Officials told ABC News they found no alcohol on the scene and couldn't confirm reports in the media that the group had been drinking in celebration of one of the victims' 19th birthday the night of the crash.
But less than six hours before the accident, a user who called himself "AmericanM5" logged on to a BMW M-5 online forum asking for advice on how to make the 500-horsepower car go faster.
Florida newspaper the Star Banner identified the user as 18-year-old Ammirato.
"The problem is when I'm going pedal to the metal pushing 140 and upshifting, there tends to be thud noise with the gear change," AmericanM5 wrote in one post, adding, "Let me say I am beginner when it comes to high-performance cars as I am only 18 so take it easy on me."
Others on the online forum doubted AmericanM5's claims of owning such a high-powered BMW at such a young age and warned him to take it slow.
A member logged in as "M5Froth" wrote, "Its [sic] just disturbing to know, if you're for real, that an 18 year old who is asking these questions about a 500hp car is driving the same street I am. I don't have anything against young guys driving nice cars, but an 18 year old behind the wheel of an M5 is what accidents are made of IMO."
In his last entry on the forum, posted at 12:33 a.m. Saturday, AmericanM5 wrote, "I completley [sic] understand where you are coming from assuming that I am irresponsible.. that is definetly [sic] understandable. I do sometimes make bad decisions but I am young and I do drive safe and I will not endanger the lives of others.. and I hope you are not under the impression that I am the one to brag, I have never been that way and never will."
This weekend residents mourned the victims who they said formed part of a tight group of friends.
"People are really just in shock," Quelland told ABC News. "Number one, the severity of the crash and just how devastating that was, but people aren't used to losing three people that they're close to at once."
Students from North Marion and others gathered at a Baptist church Saturday to remember the victims, according to local media reports.

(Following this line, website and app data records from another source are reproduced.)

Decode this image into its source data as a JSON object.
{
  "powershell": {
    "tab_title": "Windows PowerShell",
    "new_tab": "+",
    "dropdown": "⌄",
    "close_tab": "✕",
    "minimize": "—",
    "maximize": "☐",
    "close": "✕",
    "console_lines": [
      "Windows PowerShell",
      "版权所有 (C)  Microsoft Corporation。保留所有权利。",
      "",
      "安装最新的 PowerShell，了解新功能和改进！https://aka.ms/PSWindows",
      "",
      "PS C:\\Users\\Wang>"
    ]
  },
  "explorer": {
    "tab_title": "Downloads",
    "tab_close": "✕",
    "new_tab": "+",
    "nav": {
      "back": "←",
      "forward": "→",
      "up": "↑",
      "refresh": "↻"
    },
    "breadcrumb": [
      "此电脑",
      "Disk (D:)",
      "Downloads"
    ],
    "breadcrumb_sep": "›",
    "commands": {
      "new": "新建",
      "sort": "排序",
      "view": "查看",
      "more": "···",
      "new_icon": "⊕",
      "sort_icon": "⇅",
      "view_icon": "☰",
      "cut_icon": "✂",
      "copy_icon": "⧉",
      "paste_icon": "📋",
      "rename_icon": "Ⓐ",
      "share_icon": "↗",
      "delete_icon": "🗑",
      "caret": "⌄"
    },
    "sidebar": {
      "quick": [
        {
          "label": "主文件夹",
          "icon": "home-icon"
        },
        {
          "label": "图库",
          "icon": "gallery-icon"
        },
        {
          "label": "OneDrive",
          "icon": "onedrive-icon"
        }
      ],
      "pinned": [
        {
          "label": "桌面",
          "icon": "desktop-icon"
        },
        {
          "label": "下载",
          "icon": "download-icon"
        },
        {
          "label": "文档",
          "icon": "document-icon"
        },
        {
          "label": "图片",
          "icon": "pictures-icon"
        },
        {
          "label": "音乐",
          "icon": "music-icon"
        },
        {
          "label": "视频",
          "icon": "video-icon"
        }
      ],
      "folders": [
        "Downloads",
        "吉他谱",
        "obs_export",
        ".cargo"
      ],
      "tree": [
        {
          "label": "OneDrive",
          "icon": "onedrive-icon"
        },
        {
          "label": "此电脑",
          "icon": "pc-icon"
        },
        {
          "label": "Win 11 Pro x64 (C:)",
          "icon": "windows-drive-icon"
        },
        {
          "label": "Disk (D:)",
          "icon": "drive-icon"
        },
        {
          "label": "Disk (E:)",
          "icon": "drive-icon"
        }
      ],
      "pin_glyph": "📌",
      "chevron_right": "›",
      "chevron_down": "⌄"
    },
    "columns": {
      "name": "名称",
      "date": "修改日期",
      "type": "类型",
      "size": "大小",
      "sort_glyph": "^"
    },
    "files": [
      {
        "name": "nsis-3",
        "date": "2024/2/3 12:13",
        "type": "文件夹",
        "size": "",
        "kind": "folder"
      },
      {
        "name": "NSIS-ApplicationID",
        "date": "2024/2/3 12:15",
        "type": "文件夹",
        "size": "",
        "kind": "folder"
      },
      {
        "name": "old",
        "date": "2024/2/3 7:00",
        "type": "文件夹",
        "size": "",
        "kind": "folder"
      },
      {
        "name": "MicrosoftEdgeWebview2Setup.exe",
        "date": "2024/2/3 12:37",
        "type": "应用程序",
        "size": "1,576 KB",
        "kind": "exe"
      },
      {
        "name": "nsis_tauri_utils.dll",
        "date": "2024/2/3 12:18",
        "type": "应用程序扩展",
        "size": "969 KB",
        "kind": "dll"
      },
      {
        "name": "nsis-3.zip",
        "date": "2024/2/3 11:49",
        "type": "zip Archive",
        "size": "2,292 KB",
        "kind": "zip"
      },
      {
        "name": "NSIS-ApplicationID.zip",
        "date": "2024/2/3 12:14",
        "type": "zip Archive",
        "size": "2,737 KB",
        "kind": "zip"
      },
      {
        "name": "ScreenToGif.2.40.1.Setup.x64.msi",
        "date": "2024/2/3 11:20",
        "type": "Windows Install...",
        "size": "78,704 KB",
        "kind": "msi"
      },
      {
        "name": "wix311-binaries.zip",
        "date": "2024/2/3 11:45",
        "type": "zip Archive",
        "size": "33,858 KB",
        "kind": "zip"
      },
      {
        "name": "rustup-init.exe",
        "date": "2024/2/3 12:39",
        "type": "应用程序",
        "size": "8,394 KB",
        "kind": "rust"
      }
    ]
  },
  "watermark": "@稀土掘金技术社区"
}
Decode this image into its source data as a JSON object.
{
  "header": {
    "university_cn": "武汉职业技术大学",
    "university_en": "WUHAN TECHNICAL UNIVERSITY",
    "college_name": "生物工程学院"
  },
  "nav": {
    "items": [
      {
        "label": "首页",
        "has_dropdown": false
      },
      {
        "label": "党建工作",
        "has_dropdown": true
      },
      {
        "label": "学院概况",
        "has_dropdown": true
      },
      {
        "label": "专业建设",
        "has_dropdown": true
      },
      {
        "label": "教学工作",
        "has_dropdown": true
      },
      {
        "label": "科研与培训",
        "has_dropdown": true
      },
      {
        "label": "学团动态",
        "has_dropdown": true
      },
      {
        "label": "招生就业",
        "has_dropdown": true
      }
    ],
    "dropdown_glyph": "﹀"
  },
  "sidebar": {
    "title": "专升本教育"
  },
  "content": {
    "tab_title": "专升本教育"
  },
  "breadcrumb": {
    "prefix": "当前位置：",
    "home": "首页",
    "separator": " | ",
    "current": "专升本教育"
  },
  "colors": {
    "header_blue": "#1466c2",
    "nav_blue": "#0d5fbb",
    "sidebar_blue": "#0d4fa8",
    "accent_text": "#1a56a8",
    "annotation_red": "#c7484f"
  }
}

"We wanted to have a place where everyone could get together and mourn," Kathy Crile, the mother of a former student and friend of the victims, told the Star Banner. To "hug and cry."